EXTRACTED RECORDS:
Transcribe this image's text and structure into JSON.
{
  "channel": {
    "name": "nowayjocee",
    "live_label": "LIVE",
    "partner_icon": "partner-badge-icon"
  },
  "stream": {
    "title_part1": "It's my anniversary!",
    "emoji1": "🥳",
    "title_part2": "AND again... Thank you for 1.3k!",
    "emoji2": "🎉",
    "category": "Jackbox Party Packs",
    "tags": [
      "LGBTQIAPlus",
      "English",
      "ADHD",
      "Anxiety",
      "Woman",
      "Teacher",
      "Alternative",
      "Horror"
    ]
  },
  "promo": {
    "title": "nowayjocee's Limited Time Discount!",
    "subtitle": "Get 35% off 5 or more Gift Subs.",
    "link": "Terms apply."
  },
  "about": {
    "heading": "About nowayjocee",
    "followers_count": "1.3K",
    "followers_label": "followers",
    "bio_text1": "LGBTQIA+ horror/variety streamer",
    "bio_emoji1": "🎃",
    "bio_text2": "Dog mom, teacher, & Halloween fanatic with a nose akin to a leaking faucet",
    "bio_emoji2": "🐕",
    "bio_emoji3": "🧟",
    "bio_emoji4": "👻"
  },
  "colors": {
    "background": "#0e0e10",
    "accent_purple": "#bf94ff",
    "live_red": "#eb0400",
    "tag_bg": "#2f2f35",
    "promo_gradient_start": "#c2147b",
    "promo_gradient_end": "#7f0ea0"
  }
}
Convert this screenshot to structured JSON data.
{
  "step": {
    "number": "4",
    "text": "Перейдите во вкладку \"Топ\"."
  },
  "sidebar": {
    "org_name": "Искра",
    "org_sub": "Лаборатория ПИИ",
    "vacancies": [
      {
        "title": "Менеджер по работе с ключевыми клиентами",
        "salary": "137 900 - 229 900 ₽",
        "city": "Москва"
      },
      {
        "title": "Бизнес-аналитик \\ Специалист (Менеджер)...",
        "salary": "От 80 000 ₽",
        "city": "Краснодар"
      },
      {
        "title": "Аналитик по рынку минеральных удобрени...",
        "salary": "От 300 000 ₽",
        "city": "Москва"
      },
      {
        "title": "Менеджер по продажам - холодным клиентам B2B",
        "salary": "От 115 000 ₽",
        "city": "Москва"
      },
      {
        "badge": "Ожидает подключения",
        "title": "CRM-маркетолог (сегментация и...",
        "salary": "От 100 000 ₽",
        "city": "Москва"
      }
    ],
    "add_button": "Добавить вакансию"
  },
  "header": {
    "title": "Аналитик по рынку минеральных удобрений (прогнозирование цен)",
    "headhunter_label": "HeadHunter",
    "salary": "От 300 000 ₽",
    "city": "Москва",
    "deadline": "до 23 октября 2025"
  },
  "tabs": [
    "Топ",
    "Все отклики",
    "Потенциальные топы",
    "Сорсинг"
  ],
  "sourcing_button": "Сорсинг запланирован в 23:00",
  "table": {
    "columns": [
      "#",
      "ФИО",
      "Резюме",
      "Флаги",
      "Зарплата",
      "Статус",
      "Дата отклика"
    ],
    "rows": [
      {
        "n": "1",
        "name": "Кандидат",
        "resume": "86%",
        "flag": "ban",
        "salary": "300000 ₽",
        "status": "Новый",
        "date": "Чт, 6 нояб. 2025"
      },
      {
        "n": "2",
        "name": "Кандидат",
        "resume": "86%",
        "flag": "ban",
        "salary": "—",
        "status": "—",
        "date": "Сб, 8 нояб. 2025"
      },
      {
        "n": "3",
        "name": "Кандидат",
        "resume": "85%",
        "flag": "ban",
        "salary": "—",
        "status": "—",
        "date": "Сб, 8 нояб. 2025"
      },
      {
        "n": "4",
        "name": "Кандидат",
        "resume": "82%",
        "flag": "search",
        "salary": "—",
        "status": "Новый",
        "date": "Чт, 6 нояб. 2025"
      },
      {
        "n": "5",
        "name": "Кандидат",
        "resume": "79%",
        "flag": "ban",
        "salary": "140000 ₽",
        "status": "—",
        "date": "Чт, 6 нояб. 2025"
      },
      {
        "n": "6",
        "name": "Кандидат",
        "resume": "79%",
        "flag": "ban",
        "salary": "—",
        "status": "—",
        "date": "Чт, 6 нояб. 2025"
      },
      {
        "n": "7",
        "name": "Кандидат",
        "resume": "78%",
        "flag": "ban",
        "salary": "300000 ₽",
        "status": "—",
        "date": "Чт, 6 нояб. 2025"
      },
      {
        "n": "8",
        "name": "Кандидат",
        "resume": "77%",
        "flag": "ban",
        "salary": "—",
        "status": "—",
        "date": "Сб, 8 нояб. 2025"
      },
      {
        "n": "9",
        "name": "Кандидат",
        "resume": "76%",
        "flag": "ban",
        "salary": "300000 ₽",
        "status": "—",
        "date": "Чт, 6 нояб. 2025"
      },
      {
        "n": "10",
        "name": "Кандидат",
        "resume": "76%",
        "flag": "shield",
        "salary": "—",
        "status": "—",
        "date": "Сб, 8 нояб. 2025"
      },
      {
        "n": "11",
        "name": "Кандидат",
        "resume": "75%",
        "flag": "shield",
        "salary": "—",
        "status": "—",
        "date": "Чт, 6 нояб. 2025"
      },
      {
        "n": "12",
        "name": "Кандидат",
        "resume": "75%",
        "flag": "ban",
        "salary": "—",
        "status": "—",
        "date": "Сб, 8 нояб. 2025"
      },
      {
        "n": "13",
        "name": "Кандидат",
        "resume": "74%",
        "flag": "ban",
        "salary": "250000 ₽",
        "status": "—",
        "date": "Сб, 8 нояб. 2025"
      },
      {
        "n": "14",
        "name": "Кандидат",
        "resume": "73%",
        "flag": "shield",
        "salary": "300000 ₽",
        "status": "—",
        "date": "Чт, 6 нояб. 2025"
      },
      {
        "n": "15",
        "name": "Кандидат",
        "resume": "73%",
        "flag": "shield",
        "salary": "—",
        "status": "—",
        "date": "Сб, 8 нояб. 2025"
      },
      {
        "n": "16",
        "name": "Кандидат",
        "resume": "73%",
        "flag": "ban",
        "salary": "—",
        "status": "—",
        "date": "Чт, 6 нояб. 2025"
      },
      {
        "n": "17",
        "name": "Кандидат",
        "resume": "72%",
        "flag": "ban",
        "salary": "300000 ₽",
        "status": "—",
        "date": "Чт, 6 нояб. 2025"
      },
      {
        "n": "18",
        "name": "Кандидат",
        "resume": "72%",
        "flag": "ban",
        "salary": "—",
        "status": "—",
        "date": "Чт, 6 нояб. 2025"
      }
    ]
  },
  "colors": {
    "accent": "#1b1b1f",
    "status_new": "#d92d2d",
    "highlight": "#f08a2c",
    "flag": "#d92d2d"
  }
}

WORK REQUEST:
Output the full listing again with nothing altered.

EXERCISE ANSWER:
Transcribe this image's text and structure into JSON.
{
  "channel": {
    "name": "nowayjocee",
    "live_label": "LIVE",
    "partner_icon": "partner-badge-icon"
  },
  "stream": {
    "title_part1": "It's my anniversary!",
    "emoji1": "🥳",
    "title_part2": "AND again... Thank you for 1.3k!",
    "emoji2": "🎉",
    "category": "Jackbox Party Packs",
    "tags": [
      "LGBTQIAPlus",
      "English",
      "ADHD",
      "Anxiety",
      "Woman",
      "Teacher",
      "Alternative",
      "Horror"
    ]
  },
  "promo": {
    "title": "nowayjocee's Limited Time Discount!",
    "subtitle": "Get 35% off 5 or more Gift Subs.",
    "link": "Terms apply."
  },
  "about": {
    "heading": "About nowayjocee",
    "followers_count": "1.3K",
    "followers_label": "followers",
    "bio_text1": "LGBTQIA+ horror/variety streamer",
    "bio_emoji1": "🎃",
    "bio_text2": "Dog mom, teacher, & Halloween fanatic with a nose akin to a leaking faucet",
    "bio_emoji2": "🐕",
    "bio_emoji3": "🧟",
    "bio_emoji4": "👻"
  },
  "colors": {
    "background": "#0e0e10",
    "accent_purple": "#bf94ff",
    "live_red": "#eb0400",
    "tag_bg": "#2f2f35",
    "promo_gradient_start": "#c2147b",
    "promo_gradient_end": "#7f0ea0"
  }
}
Convert this screenshot to structured JSON data.
{
  "step": {
    "number": "4",
    "text": "Перейдите во вкладку \"Топ\"."
  },
  "sidebar": {
    "org_name": "Искра",
    "org_sub": "Лаборатория ПИИ",
    "vacancies": [
      {
        "title": "Менеджер по работе с ключевыми клиентами",
        "salary": "137 900 - 229 900 ₽",
        "city": "Москва"
      },
      {
        "title": "Бизнес-аналитик \\ Специалист (Менеджер)...",
        "salary": "От 80 000 ₽",
        "city": "Краснодар"
      },
      {
        "title": "Аналитик по рынку минеральных удобрени...",
        "salary": "От 300 000 ₽",
        "city": "Москва"
      },
      {
        "title": "Менеджер по продажам - холодным клиентам B2B",
        "salary": "От 115 000 ₽",
        "city": "Москва"
      },
      {
        "badge": "Ожидает подключения",
        "title": "CRM-маркетолог (сегментация и...",
        "salary": "От 100 000 ₽",
        "city": "Москва"
      }
    ],
    "add_button": "Добавить вакансию"
  },
  "header": {
    "title": "Аналитик по рынку минеральных удобрений (прогнозирование цен)",
    "headhunter_label": "HeadHunter",
    "salary": "От 300 000 ₽",
    "city": "Москва",
    "deadline": "до 23 октября 2025"
  },
  "tabs": [
    "Топ",
    "Все отклики",
    "Потенциальные топы",
    "Сорсинг"
  ],
  "sourcing_button": "Сорсинг запланирован в 23:00",
  "table": {
    "columns": [
      "#",
      "ФИО",
      "Резюме",
      "Флаги",
      "Зарплата",
      "Статус",
      "Дата отклика"
    ],
    "rows": [
      {
        "n": "1",
        "name": "Кандидат",
        "resume": "86%",
        "flag": "ban",
        "salary": "300000 ₽",
        "status": "Новый",
        "date": "Чт, 6 нояб. 2025"
      },
      {
        "n": "2",
        "name": "Кандидат",
        "resume": "86%",
        "flag": "ban",
        "salary": "—",
        "status": "—",
        "date": "Сб, 8 нояб. 2025"
      },
      {
        "n": "3",
        "name": "Кандидат",
        "resume": "85%",
        "flag": "ban",
        "salary": "—",
        "status": "—",
        "date": "Сб, 8 нояб. 2025"
      },
      {
        "n": "4",
        "name": "Кандидат",
        "resume": "82%",
        "flag": "search",
        "salary": "—",
        "status": "Новый",
        "date": "Чт, 6 нояб. 2025"
      },
      {
        "n": "5",
        "name": "Кандидат",
        "resume": "79%",
        "flag": "ban",
        "salary": "140000 ₽",
        "status": "—",
        "date": "Чт, 6 нояб. 2025"
      },
      {
        "n": "6",
        "name": "Кандидат",
        "resume": "79%",
        "flag": "ban",
        "salary": "—",
        "status": "—",
        "date": "Чт, 6 нояб. 2025"
      },
      {
        "n": "7",
        "name": "Кандидат",
        "resume": "78%",
        "flag": "ban",
        "salary": "300000 ₽",
        "status": "—",
        "date": "Чт, 6 нояб. 2025"
      },
      {
        "n": "8",
        "name": "Кандидат",
        "resume": "77%",
        "flag": "ban",
        "salary": "—",
        "status": "—",
        "date": "Сб, 8 нояб. 2025"
      },
      {
        "n": "9",
        "name": "Кандидат",
        "resume": "76%",
        "flag": "ban",
        "salary": "300000 ₽",
        "status": "—",
        "date": "Чт, 6 нояб. 2025"
      },
      {
        "n": "10",
        "name": "Кандидат",
        "resume": "76%",
        "flag": "shield",
        "salary": "—",
        "status": "—",
        "date": "Сб, 8 нояб. 2025"
      },
      {
        "n": "11",
        "name": "Кандидат",
        "resume": "75%",
        "flag": "shield",
        "salary": "—",
        "status": "—",
        "date": "Чт, 6 нояб. 2025"
      },
      {
        "n": "12",
        "name": "Кандидат",
        "resume": "75%",
        "flag": "ban",
        "salary": "—",
        "status": "—",
        "date": "Сб, 8 нояб. 2025"
      },
      {
        "n": "13",
        "name": "Кандидат",
        "resume": "74%",
        "flag": "ban",
        "salary": "250000 ₽",
        "status": "—",
        "date": "Сб, 8 нояб. 2025"
      },
      {
        "n": "14",
        "name": "Кандидат",
        "resume": "73%",
        "flag": "shield",
        "salary": "300000 ₽",
        "status": "—",
        "date": "Чт, 6 нояб. 2025"
      },
      {
        "n": "15",
        "name": "Кандидат",
        "resume": "73%",
        "flag": "shield",
        "salary": "—",
        "status": "—",
        "date": "Сб, 8 нояб. 2025"
      },
      {
        "n": "16",
        "name": "Кандидат",
        "resume": "73%",
        "flag": "ban",
        "salary": "—",
        "status": "—",
        "date": "Чт, 6 нояб. 2025"
      },
      {
        "n": "17",
        "name": "Кандидат",
        "resume": "72%",
        "flag": "ban",
        "salary": "300000 ₽",
        "status": "—",
        "date": "Чт, 6 нояб. 2025"
      },
      {
        "n": "18",
        "name": "Кандидат",
        "resume": "72%",
        "flag": "ban",
        "salary": "—",
        "status": "—",
        "date": "Чт, 6 нояб. 2025"
      }
    ]
  },
  "colors": {
    "accent": "#1b1b1f",
    "status_new": "#d92d2d",
    "highlight": "#f08a2c",
    "flag": "#d92d2d"
  }
}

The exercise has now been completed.